This is exactly the course of action advocated by several non-eurozone EU countries as well as a host of distinguished economists and, dare I say it, the editorial writers of the Financial Times.  As it happens, I don’t agree – if by IMF assistance we mean financial help.  The IMF will be involved, along with the European Central Bank, the European Commission and eurozone finance ministers, in monitoring Greece’s public finances and providing technical aid as required. 

An unambiguous message of solidarity among eurozone states will come from Thursday’s European Union summit in Brussels, but it is still unclear if this will translate into a specific financial rescue plan for Greece.  Debate among governments is continuing.  However, expectations in financial markets have been raised so high over the past 24 hours, what with European Central Bank president Jean-Claude Trichet flying in for the summit from Sydney and officials in Berlin hinting at a German-led rescue, that it would be risky for the EU leaders not to commit themselves to some sort of initiative.

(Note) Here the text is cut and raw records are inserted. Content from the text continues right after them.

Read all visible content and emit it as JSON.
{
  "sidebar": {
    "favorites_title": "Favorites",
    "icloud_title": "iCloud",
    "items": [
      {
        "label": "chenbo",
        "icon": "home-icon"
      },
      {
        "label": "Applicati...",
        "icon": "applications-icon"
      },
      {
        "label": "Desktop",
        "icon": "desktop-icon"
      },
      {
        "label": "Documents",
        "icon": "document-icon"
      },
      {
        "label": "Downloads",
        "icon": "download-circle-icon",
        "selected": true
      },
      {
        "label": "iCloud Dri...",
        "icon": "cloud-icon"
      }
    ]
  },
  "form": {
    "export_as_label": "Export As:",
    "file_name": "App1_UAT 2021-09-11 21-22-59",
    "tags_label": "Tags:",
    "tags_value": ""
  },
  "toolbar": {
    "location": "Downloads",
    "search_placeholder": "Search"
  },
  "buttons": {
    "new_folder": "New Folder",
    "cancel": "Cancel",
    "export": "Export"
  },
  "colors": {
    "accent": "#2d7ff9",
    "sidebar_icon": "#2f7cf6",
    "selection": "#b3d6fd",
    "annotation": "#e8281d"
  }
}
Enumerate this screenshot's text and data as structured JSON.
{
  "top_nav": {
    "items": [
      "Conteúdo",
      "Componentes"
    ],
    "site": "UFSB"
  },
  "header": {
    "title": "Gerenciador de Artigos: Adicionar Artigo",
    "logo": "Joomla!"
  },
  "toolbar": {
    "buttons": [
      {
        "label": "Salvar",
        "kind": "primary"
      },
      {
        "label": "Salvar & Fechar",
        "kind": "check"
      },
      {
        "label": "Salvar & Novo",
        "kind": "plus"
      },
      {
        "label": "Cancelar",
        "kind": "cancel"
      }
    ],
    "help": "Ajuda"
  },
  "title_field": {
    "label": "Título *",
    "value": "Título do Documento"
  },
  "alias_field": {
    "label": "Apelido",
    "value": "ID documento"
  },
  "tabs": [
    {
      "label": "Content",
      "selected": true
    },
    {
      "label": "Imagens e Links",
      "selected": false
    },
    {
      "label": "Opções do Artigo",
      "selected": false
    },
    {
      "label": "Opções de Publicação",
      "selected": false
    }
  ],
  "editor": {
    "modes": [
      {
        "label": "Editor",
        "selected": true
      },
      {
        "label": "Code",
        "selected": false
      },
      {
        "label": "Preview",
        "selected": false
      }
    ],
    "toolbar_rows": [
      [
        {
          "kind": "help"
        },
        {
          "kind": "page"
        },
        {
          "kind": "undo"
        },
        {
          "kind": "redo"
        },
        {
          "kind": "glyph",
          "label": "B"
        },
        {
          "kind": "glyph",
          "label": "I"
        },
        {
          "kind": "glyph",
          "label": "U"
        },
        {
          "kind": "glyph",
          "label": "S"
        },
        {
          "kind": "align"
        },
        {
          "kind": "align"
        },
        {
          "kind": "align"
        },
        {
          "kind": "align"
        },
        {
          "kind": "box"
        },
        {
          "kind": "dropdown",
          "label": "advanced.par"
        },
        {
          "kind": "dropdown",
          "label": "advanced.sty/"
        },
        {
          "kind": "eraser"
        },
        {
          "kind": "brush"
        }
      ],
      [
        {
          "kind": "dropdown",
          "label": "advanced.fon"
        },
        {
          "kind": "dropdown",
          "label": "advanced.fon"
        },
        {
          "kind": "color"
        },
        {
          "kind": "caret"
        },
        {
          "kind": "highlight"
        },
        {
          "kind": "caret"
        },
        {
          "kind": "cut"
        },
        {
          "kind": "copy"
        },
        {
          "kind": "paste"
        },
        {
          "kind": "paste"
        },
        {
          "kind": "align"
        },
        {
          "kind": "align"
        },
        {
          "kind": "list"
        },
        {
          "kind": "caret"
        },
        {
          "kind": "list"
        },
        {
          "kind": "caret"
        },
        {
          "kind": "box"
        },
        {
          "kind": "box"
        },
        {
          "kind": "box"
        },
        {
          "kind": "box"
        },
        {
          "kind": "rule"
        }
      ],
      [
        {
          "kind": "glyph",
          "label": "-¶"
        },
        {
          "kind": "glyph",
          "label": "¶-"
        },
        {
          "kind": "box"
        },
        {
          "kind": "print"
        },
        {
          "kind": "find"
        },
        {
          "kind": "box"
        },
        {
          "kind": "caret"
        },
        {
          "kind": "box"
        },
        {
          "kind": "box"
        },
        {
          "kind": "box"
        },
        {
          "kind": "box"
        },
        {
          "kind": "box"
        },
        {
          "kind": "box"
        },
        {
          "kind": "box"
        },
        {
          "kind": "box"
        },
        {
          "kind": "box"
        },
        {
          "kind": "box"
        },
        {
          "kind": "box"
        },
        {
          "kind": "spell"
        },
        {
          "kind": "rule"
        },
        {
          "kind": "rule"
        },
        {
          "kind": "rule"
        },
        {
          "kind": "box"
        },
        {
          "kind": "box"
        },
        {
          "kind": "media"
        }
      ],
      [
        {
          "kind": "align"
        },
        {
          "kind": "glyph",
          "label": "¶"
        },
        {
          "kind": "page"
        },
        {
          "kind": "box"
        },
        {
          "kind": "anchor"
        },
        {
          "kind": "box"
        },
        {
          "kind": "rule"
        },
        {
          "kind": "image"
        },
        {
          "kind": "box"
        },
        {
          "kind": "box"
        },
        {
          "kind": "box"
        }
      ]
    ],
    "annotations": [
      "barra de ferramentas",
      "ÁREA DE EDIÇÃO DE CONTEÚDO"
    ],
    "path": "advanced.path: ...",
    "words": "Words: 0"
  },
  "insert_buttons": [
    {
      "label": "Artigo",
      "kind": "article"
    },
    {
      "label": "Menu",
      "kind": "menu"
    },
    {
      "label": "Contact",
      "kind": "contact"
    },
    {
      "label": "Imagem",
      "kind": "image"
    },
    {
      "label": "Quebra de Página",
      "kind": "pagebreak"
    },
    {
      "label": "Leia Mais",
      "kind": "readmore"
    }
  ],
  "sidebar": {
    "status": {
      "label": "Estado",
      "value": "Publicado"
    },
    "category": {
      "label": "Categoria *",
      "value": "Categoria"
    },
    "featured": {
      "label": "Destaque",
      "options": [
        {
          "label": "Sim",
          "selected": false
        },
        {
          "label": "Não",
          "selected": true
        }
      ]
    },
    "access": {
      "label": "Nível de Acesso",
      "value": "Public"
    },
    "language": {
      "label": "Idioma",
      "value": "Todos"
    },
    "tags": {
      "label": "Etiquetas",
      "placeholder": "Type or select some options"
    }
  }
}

There are various possibilities: bilateral loans from Germany and France, with perhaps Italy and the Netherlands chipping in; an International Monetary Fund-style standby facility, organised among the 16 eurozone countries; or an EU-wide loan, involving a show of support from all 27 member-states.  It is quite likely that the IMF will be asked to continue providing Greece with expert technical advice, but I don’t think the eurozone countries will go further and call on IMF financial resources.  Apart from anything else, there is a fear that the US may raise objections on the grounds that the IMF’s firepower should be reserved for fighting emergencies not in prosperous Europe but in other, more disadvantaged financial hotspots. 

Europe’s leaders are getting radical.  On Thursday the presidents, prime ministers and chancellors of the European Union will meet for a day of economic policy discussions in Brussels – but not in their normal location, the marble-and-glass Council of Ministers building, famous for its charmless, disinfected atmosphere and its 24km of headache-inducing corridors.  No, this time they will get together in a nearby building called the Bibliothèque Solvay, which is a pleasant old library rented out for dinners and receptions.

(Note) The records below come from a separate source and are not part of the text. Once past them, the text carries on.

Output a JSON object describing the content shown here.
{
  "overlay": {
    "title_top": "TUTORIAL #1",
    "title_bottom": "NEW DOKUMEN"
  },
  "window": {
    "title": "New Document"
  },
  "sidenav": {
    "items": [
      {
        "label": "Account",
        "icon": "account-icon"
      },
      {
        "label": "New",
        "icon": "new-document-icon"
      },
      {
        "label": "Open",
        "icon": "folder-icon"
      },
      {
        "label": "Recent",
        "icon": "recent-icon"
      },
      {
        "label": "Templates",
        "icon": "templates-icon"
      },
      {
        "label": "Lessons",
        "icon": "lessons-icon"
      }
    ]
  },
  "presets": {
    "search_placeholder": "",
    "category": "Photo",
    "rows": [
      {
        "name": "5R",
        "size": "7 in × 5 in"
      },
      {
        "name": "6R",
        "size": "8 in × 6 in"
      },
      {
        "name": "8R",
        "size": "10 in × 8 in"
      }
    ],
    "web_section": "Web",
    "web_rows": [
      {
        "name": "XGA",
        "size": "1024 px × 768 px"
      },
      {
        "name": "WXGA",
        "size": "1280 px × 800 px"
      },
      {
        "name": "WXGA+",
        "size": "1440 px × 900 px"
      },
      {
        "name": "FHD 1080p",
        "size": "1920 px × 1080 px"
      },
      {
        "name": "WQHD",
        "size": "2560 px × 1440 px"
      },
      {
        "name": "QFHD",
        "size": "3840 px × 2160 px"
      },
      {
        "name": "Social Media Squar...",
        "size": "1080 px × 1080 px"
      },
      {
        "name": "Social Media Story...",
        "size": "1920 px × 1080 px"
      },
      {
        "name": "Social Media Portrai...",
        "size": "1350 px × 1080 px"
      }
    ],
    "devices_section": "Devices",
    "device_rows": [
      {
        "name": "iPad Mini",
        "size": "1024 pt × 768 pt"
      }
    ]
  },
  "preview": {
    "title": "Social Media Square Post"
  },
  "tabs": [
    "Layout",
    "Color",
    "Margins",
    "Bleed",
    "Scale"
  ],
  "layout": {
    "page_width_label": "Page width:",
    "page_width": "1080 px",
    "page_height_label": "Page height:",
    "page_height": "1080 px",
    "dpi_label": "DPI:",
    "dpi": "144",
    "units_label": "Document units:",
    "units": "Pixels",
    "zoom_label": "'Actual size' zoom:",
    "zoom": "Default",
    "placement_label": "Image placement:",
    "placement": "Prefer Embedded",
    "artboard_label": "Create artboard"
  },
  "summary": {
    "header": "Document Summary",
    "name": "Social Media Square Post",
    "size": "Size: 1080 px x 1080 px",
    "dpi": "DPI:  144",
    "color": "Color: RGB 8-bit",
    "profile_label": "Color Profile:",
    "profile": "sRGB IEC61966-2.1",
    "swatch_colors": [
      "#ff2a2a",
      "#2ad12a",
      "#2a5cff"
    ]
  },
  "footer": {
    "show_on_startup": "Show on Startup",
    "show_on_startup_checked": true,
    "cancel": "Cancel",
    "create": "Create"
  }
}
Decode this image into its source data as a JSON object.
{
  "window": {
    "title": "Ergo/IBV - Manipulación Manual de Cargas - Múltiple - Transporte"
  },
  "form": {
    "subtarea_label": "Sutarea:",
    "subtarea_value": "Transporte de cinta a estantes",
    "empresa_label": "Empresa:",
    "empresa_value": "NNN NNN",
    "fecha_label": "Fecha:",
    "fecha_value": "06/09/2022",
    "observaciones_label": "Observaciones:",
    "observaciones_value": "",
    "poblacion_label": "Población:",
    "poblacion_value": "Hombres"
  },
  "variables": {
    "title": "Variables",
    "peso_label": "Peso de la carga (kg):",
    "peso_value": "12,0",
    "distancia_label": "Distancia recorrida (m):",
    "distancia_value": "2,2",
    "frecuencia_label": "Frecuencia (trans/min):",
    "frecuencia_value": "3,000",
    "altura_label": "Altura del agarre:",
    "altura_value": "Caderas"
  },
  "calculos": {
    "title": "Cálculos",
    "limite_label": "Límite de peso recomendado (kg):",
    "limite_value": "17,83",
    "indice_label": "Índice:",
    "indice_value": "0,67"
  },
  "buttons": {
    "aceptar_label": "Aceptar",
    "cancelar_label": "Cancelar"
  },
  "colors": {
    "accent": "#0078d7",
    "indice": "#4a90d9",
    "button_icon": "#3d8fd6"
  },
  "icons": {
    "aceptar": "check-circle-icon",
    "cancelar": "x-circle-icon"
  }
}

The switch of location was the brainwave of Herman Van Rompuy, the EU’s first full-time president, who thought it would encourage a more creative, informal exchange of views.  He has introduced another innovation: each leader is to be restricted to just one adviser at the talks.  This isn’t a problem for countries with leaders who are masters of economic policy detail.  But others are less happy about the arrangement.  It is whispered that the Italians are swallowing especially hard, wondering what on earth Prime Minister Silvio Berlusconi will say once he’s on his own. 

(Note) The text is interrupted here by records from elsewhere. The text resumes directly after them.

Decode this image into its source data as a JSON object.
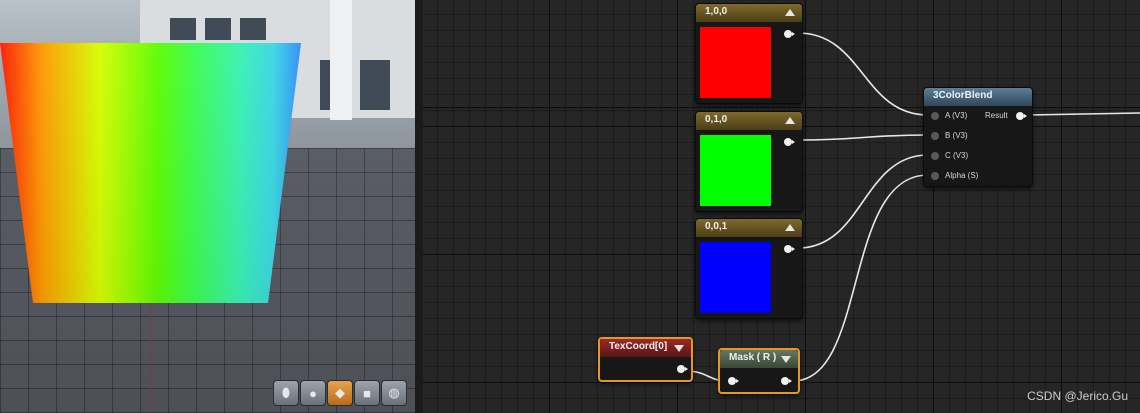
{
  "viewport": {
    "toolbar": [
      {
        "name": "cylinder-icon",
        "glyph": "⬮",
        "active": false
      },
      {
        "name": "sphere-icon",
        "glyph": "●",
        "active": false
      },
      {
        "name": "plane-icon",
        "glyph": "◆",
        "active": true
      },
      {
        "name": "cube-icon",
        "glyph": "■",
        "active": false
      },
      {
        "name": "teapot-icon",
        "glyph": "◍",
        "active": false
      }
    ]
  },
  "graph": {
    "nodes": {
      "const_red": {
        "title": "1,0,0",
        "color": "#ff0000"
      },
      "const_green": {
        "title": "0,1,0",
        "color": "#00ff00"
      },
      "const_blue": {
        "title": "0,0,1",
        "color": "#0000ff"
      },
      "blend": {
        "title": "3ColorBlend",
        "inputs": [
          "A (V3)",
          "B (V3)",
          "C (V3)",
          "Alpha (S)"
        ],
        "output": "Result"
      },
      "texcoord": {
        "title": "TexCoord[0]"
      },
      "mask": {
        "title": "Mask ( R )"
      }
    }
  },
  "watermark": "CSDN @Jerico.Gu"
}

From a European Union perspective, it’s somewhat surprising that the extraordinary financial crisis we’ve been living through has not generated more pressure for another big push at EU integration – if not in the political sphere, then at least in the economic one.  According to conventional EU wisdom, it usually takes a crisis to make Europeans understand why closer integration is a good thing.  But on this occasion, it’s not happening – or at least, not yet.

For the perfect explanation as to why this should be so, I recommend an article by Otmar Issing, the European Central Bank’s former chief economist, in the latest issue of the journal Europe’s World.  Issing’s article discusses the merits of issuing common bonds for the 16-nation eurozone – an initiative that would, in theory, mark a major step forward in European integration – and comes down firmly against the proposal.